## Exercise description
Extract all lines in the data that contain the word "JSON".

## Task material
▼▼▼

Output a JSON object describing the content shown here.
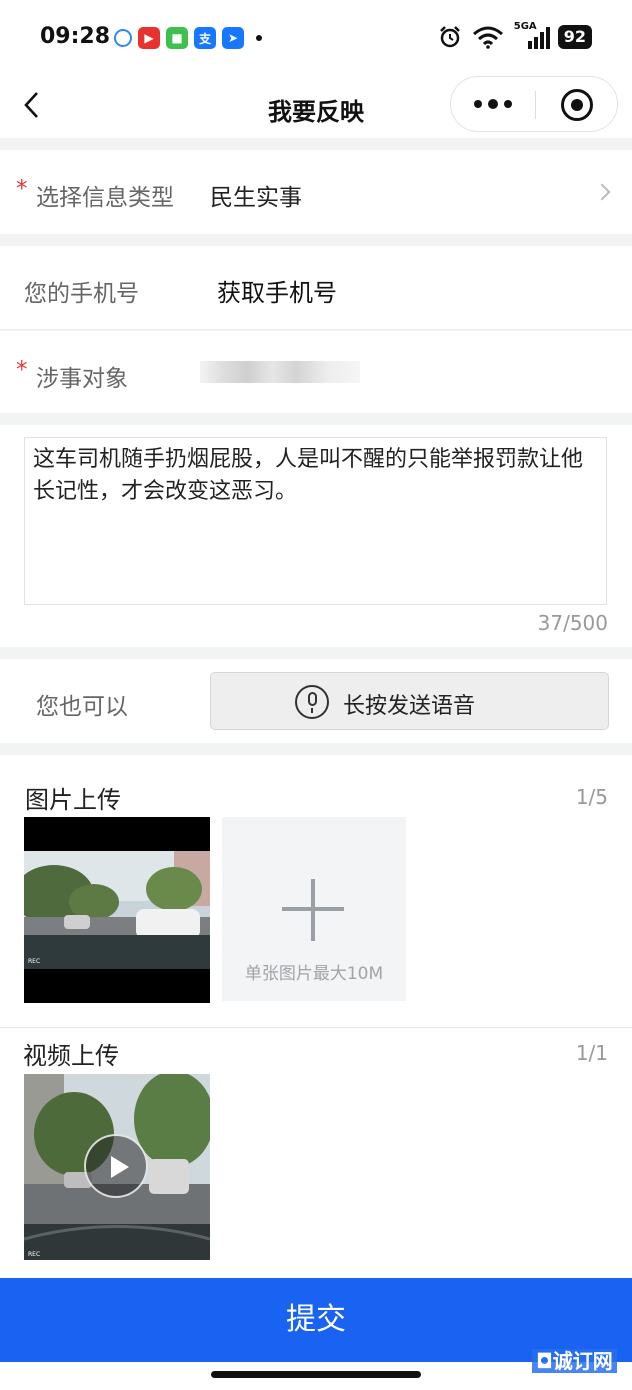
{
  "status_bar": {
    "time": "09:28",
    "network": "5GA",
    "battery": "92"
  },
  "nav": {
    "title": "我要反映"
  },
  "form": {
    "info_type": {
      "label": "选择信息类型",
      "required_mark": "*",
      "value": "民生实事"
    },
    "phone": {
      "label": "您的手机号",
      "value": "获取手机号"
    },
    "subject": {
      "label": "涉事对象",
      "required_mark": "*"
    }
  },
  "description": {
    "text": "这车司机随手扔烟屁股，人是叫不醒的只能举报罚款让他长记性，才会改变这恶习。",
    "count": "37/500"
  },
  "voice": {
    "label": "您也可以",
    "button_label": "长按发送语音"
  },
  "image_upload": {
    "title": "图片上传",
    "count": "1/5",
    "add_hint": "单张图片最大10M"
  },
  "video_upload": {
    "title": "视频上传",
    "count": "1/1"
  },
  "submit_label": "提交",
  "watermark": "◘诚订网",
  "colors": {
    "primary": "#1a63f2",
    "required": "#e03a3a",
    "page_bg": "#f1f4f3"
  }
}
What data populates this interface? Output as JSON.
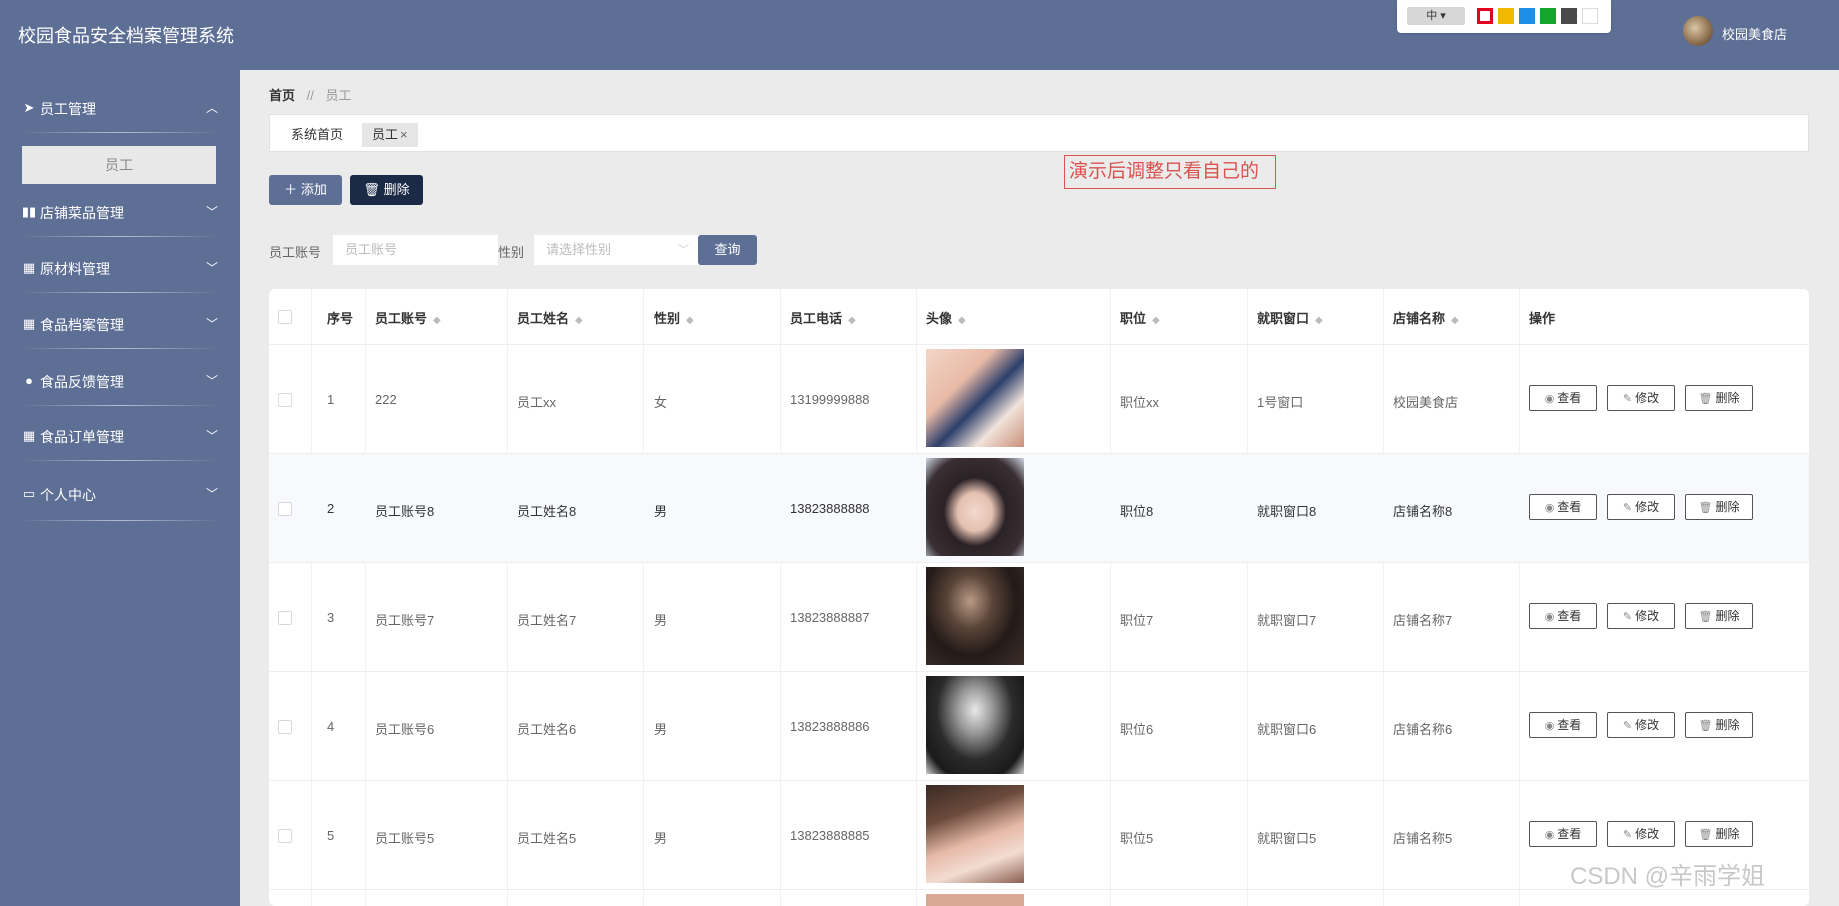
{
  "header": {
    "title": "校园食品安全档案管理系统",
    "lang_label": "中 ▾",
    "theme_colors": [
      "#e4001f",
      "#f2b800",
      "#1e8fe8",
      "#17a42d",
      "#4a4a4a",
      "#ffffff"
    ],
    "user_name": "校园美食店"
  },
  "sidebar": {
    "items": [
      {
        "label": "员工管理",
        "icon": "send-icon",
        "expanded": true
      },
      {
        "label": "店铺菜品管理",
        "icon": "books-icon",
        "expanded": false
      },
      {
        "label": "原材料管理",
        "icon": "grid-icon",
        "expanded": false
      },
      {
        "label": "食品档案管理",
        "icon": "table-icon",
        "expanded": false
      },
      {
        "label": "食品反馈管理",
        "icon": "location-icon",
        "expanded": false
      },
      {
        "label": "食品订单管理",
        "icon": "grid-icon",
        "expanded": false
      },
      {
        "label": "个人中心",
        "icon": "window-icon",
        "expanded": false
      }
    ],
    "submenu_active": "员工"
  },
  "breadcrumb": {
    "home": "首页",
    "separator": "//",
    "current": "员工"
  },
  "tabs": [
    {
      "label": "系统首页",
      "active": false
    },
    {
      "label": "员工",
      "active": true,
      "close": "×"
    }
  ],
  "annotation": "演示后调整只看自己的",
  "toolbar": {
    "add_label": "添加",
    "delete_label": "删除"
  },
  "filters": {
    "account_label": "员工账号",
    "account_placeholder": "员工账号",
    "gender_label": "性别",
    "gender_placeholder": "请选择性别",
    "query_label": "查询"
  },
  "table": {
    "columns": [
      "序号",
      "员工账号",
      "员工姓名",
      "性别",
      "员工电话",
      "头像",
      "职位",
      "就职窗口",
      "店铺名称",
      "操作"
    ],
    "actions": {
      "view": "查看",
      "edit": "修改",
      "delete": "删除"
    },
    "rows": [
      {
        "no": "1",
        "account": "222",
        "name": "员工xx",
        "gender": "女",
        "phone": "13199999888",
        "position": "职位xx",
        "window": "1号窗口",
        "shop": "校园美食店"
      },
      {
        "no": "2",
        "account": "员工账号8",
        "name": "员工姓名8",
        "gender": "男",
        "phone": "13823888888",
        "position": "职位8",
        "window": "就职窗口8",
        "shop": "店铺名称8"
      },
      {
        "no": "3",
        "account": "员工账号7",
        "name": "员工姓名7",
        "gender": "男",
        "phone": "13823888887",
        "position": "职位7",
        "window": "就职窗口7",
        "shop": "店铺名称7"
      },
      {
        "no": "4",
        "account": "员工账号6",
        "name": "员工姓名6",
        "gender": "男",
        "phone": "13823888886",
        "position": "职位6",
        "window": "就职窗口6",
        "shop": "店铺名称6"
      },
      {
        "no": "5",
        "account": "员工账号5",
        "name": "员工姓名5",
        "gender": "男",
        "phone": "13823888885",
        "position": "职位5",
        "window": "就职窗口5",
        "shop": "店铺名称5"
      }
    ]
  },
  "watermark": "CSDN @辛雨学姐"
}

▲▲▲

## Task solution
Output a JSON object describing the content shown here.
What data populates this interface? Output as JSON.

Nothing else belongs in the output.